Rebecca made a face. Not at the reported crime itself — two-and-a-half-year-old boys were given to rummaging in nooks and crannies; girls too, at that age — but at the name.
Barry. Rebecca detested that nickname and refused to use it herself.
The child’s real name was Baruch. Baruch de Spinoza, originally. He’d been orphaned in the siege of Amsterdam and then adopted by Rebecca and Michael.
Yes, that Spinoza. The Spinoza. Still some years short of his future as a great philosopher, of course. But Rebecca had high hopes. Surely his current investigations were a harbinger of things to come.
Alas, hers was an uphill struggle against doughty antagonists. On this subject, even her husband and daughter were ranked among Rebecca’s enemies.
Barry, when it should be Baruch. And Rebecca knew full well that Michael was conspiring with Jeff Higgins to have the innocent boy fitted with a Harley-Davidson jacket and a Cat hat as soon as possible. They’d take him fishing, too, and teach him to ride a motorcycle. They’d already sworn they would.
Before Rebecca could intervene, though, Neddie Hayes appeared in the foyer, holding the selfsame philosopher/young miscreant in her arms. Judging from the smile on the young woman’s face, whatever Baruch might have encountered in his adventures had been harmless enough.
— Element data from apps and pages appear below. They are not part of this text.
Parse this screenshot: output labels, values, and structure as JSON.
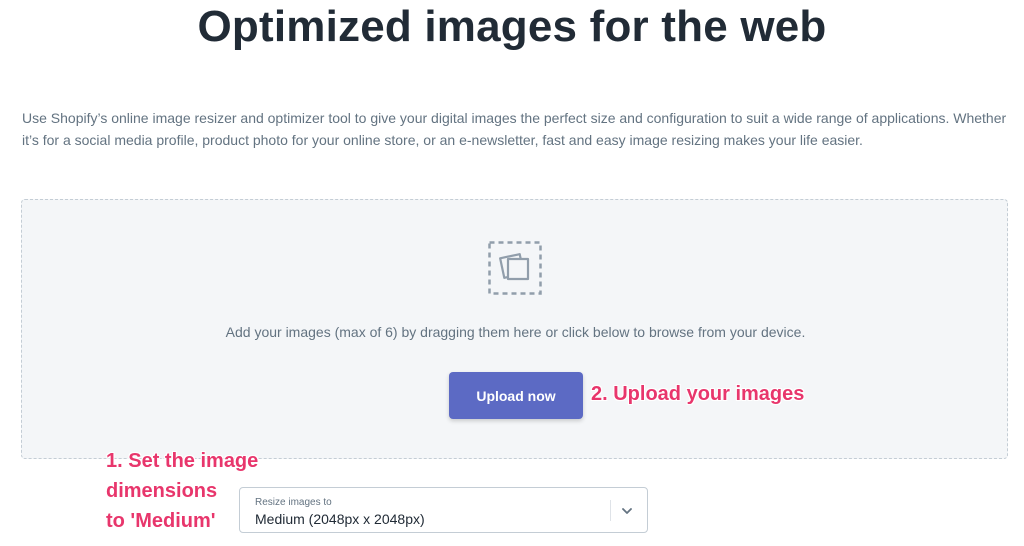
{
  "page": {
    "title": "Optimized images for the web",
    "intro": "Use Shopify’s online image resizer and optimizer tool to give your digital images the perfect size and configuration to suit a wide range of applications. Whether it’s for a social media profile, product photo for your online store, or an e-newsletter, fast and easy image resizing makes your life easier."
  },
  "dropzone": {
    "icon": "images-icon",
    "hint": "Add your images (max of 6) by dragging them here or click below to browse from your device.",
    "upload_label": "Upload now"
  },
  "resize": {
    "caption": "Resize images to",
    "selected": "Medium (2048px x 2048px)",
    "chevron_icon": "chevron-down-icon"
  },
  "annotations": {
    "upload": "2. Upload your images",
    "set_line1": "1. Set the image",
    "set_line2": "dimensions",
    "set_line3": "to 'Medium'"
  },
  "colors": {
    "accent": "#5c6ac4",
    "annotation": "#e8366c",
    "title_text": "#212b36",
    "body_text": "#637381",
    "dropzone_bg": "#f4f6f8"
  }
}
“You shouldn’t be spreading alarms, Sepharad,” she chided the girl. “Baruch couldn’t have come to no grief. T’aren’t nothing in those cupboards yet anyway, since we’ve just started unpacking.”
Rebecca returned the smile. She considered the addition of the very large Short-Hayes family to their household a great and unmitigated good.
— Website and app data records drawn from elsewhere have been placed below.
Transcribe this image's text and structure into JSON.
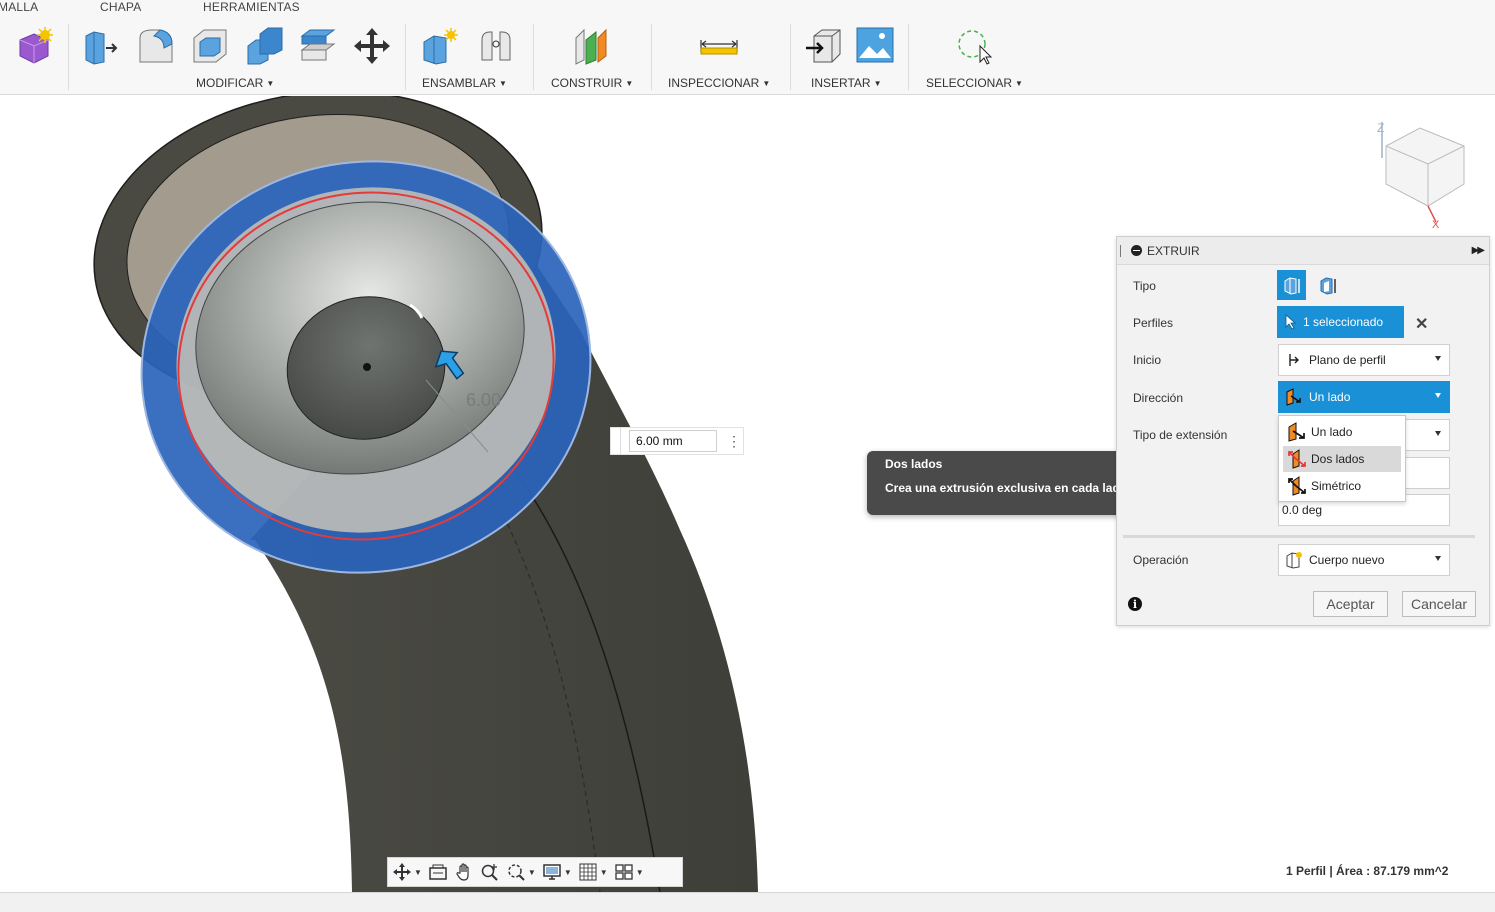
{
  "toolbar": {
    "tabs": [
      "MALLA",
      "CHAPA",
      "HERRAMIENTAS"
    ],
    "groups": {
      "modificar": "MODIFICAR",
      "ensamblar": "ENSAMBLAR",
      "construir": "CONSTRUIR",
      "inspeccionar": "INSPECCIONAR",
      "insertar": "INSERTAR",
      "seleccionar": "SELECCIONAR"
    }
  },
  "viewport": {
    "dimension_input": "6.00 mm",
    "dimension_text": "6.00"
  },
  "tooltip": {
    "title": "Dos lados",
    "body": "Crea una extrusión exclusiva en cada lado del plano del perfil."
  },
  "dialog": {
    "title": "EXTRUIR",
    "labels": {
      "tipo": "Tipo",
      "perfiles": "Perfiles",
      "inicio": "Inicio",
      "direccion": "Dirección",
      "tipo_extension": "Tipo de extensión",
      "operacion": "Operación"
    },
    "perfiles_value": "1 seleccionado",
    "inicio_value": "Plano de perfil",
    "direccion_value": "Un lado",
    "angle_value": "0.0 deg",
    "operacion_value": "Cuerpo nuevo",
    "accept": "Aceptar",
    "cancel": "Cancelar",
    "direction_options": [
      "Un lado",
      "Dos lados",
      "Simétrico"
    ]
  },
  "status": {
    "summary": "1 Perfil | Área : 87.179 mm^2"
  },
  "colors": {
    "accent": "#1a90d6",
    "selection_ring": "#2a64bc",
    "profile_outline": "#e33b3b",
    "body": "#4a4a43"
  }
}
This, for several reasons. Some of them were obvious. The men were former Yeoman Warders in the Tower of London and would provide the household with the finest security force you could ask for. The women were generally pleasant and invariably hard-working, and would be a great help in managing such a huge establishment. The children were numerous, ranged widely in age, and would make good companions and playmates for her own children.
Best of all, though, was that the family’s unquestioned matriarch was Patricia Hayes, and Patricia was of the old school. Whatever the mistress of the house wanted, she got — and Patricia had figured out very quickly that Rebecca’s attitude when it came to nicknames was quite unlike her husband’s.
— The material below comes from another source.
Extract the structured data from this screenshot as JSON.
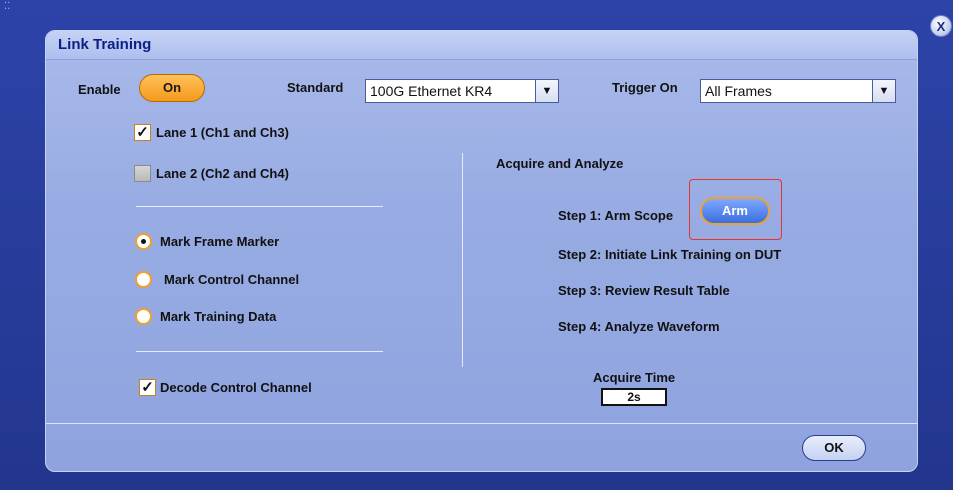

And who cared what the husband thought? Michael Stearns was now a general in the army, about to go gallivanting off to some foreign war. The mistress of the house mattered. He didn’t.
So, it would be “Baruch,” not “Barry.” “Sepharad,” not the grotesque “Sephie” favored by most up-timers including —
Michael came into the foyer, followed by Anthony Leebrick and Patrick Welch. He looked down at his daughter and smiled.
“And what are you carrying on about, Sephie?”
Later that morning, Michael made his farewells. By then, their younger daughter Kathleen was energetically crawling about the foyer and doing her own investigations. So, she participated in the leave-taking ceremonies along with her mother and siblings. Whether or not the nine-month-old infant understood the nature of the occasion was perhaps doubtful. Although, the way she clutched her father’s shoulders when he picked her up for a good-bye kiss would seem to indicate some apprehension on her part at his coming absence.
But maybe she just found the epaulets fascinating. They were the one feature of the uniform of an officer in the USE army that was unabashedly flamboyant. These were not the subdued shoulder straps of the up-time American military, but the sort of golden-tasseled insignia that were used by Napoleonic-era armies. On the otherwise rather subdued field-gray uniform, they quite stood out.
Eventually, Kathleen released her grip and Michael handed her back to her current nursemaid, Mary Hayes. He then gave Rebecca a final kiss — nothing perfunctory, either, she made sure of that — and off he went, with his two new staff officers trailing in his wake.
Some part of Rebecca wondered if she would ever see her husband again, but she squelched that quickly enough.
He’s a general, she told herself firmly. Ignoring, just as firmly, her knowledge that in the seventeenth century army generals often led from the front and were quite apt to be killed in battle.